[Data items]
*** Begin section ***
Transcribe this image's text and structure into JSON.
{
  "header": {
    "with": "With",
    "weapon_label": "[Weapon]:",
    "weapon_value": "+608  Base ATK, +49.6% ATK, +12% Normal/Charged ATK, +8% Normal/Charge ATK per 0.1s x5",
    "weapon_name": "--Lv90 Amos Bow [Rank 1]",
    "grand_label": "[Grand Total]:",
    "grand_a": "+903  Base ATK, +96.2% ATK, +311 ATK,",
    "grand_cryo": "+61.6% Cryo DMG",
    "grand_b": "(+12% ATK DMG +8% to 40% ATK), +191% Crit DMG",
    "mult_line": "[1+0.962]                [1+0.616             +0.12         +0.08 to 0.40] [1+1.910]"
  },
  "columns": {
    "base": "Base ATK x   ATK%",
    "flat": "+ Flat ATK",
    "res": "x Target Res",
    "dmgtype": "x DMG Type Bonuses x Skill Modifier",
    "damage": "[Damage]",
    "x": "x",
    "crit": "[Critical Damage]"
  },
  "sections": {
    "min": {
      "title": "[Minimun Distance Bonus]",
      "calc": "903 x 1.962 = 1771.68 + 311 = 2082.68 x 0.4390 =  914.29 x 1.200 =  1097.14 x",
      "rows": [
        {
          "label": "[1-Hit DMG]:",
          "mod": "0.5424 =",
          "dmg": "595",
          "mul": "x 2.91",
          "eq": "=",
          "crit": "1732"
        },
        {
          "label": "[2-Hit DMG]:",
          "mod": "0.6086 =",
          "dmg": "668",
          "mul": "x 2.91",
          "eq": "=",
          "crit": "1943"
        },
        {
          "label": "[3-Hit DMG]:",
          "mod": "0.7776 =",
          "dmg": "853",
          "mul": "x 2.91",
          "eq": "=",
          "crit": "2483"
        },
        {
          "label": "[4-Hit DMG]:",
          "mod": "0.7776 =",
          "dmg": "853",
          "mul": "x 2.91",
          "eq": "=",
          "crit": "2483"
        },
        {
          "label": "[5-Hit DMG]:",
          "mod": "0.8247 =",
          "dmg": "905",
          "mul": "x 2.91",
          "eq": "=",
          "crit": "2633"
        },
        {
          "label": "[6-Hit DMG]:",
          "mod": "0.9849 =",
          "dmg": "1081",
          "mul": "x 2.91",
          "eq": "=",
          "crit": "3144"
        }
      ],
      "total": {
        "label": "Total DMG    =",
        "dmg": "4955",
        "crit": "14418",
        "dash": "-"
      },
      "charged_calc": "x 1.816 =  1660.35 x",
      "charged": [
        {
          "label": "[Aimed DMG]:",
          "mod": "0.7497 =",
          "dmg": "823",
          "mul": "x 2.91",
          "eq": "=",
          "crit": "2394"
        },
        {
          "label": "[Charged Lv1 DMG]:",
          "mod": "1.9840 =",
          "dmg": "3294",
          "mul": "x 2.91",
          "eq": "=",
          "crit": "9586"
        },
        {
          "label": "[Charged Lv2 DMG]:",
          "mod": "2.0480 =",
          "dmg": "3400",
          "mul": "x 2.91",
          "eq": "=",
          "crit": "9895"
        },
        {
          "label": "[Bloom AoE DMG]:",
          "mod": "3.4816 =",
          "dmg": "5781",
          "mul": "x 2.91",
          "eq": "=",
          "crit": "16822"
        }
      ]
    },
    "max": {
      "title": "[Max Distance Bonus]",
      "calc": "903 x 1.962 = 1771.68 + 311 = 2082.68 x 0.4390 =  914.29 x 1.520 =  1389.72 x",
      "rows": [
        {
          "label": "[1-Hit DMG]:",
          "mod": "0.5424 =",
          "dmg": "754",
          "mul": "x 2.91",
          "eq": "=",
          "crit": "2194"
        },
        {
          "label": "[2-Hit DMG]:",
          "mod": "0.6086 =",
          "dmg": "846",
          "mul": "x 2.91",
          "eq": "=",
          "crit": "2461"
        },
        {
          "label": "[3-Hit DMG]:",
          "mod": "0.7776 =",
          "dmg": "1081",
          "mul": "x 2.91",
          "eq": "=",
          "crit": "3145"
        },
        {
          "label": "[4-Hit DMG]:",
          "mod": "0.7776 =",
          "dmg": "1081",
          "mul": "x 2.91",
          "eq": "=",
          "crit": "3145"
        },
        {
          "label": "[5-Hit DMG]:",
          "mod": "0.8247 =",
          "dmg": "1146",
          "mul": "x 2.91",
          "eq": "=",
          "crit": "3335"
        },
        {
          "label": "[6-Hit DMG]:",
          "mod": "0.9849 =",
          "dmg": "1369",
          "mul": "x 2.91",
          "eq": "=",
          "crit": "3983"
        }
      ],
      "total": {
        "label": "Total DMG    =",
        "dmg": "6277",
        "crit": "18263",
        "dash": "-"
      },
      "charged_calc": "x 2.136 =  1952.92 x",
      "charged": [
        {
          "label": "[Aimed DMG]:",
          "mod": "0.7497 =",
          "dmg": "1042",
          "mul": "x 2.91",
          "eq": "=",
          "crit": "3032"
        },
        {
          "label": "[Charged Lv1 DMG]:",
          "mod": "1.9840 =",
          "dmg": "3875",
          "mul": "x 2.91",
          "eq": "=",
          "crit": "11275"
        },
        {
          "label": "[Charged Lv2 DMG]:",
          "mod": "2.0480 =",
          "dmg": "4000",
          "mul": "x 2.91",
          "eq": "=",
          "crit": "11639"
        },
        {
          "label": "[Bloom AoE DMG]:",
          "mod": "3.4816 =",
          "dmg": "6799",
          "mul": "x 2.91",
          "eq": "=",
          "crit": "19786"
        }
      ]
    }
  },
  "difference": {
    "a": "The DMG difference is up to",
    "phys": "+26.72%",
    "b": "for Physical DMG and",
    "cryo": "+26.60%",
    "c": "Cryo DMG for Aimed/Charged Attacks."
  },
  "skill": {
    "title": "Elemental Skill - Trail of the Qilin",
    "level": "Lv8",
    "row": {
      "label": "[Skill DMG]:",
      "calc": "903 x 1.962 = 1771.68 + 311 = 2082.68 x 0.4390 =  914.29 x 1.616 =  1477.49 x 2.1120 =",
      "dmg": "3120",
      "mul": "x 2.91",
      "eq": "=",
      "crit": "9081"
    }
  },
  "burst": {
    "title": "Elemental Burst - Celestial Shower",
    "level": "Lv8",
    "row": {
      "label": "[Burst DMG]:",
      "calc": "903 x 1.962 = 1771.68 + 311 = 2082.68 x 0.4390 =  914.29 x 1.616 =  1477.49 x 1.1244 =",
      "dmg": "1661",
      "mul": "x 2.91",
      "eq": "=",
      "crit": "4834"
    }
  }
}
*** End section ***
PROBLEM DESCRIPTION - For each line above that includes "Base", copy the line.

SOLUTION TO THIS EXERCISE -
    "weapon_value": "+608  Base ATK, +49.6% ATK, +12% Normal/Charged ATK, +8% Normal/Charge ATK per 0.1s x5",
    "grand_a": "+903  Base ATK, +96.2% ATK, +311 ATK,",
    "base": "Base ATK x   ATK%",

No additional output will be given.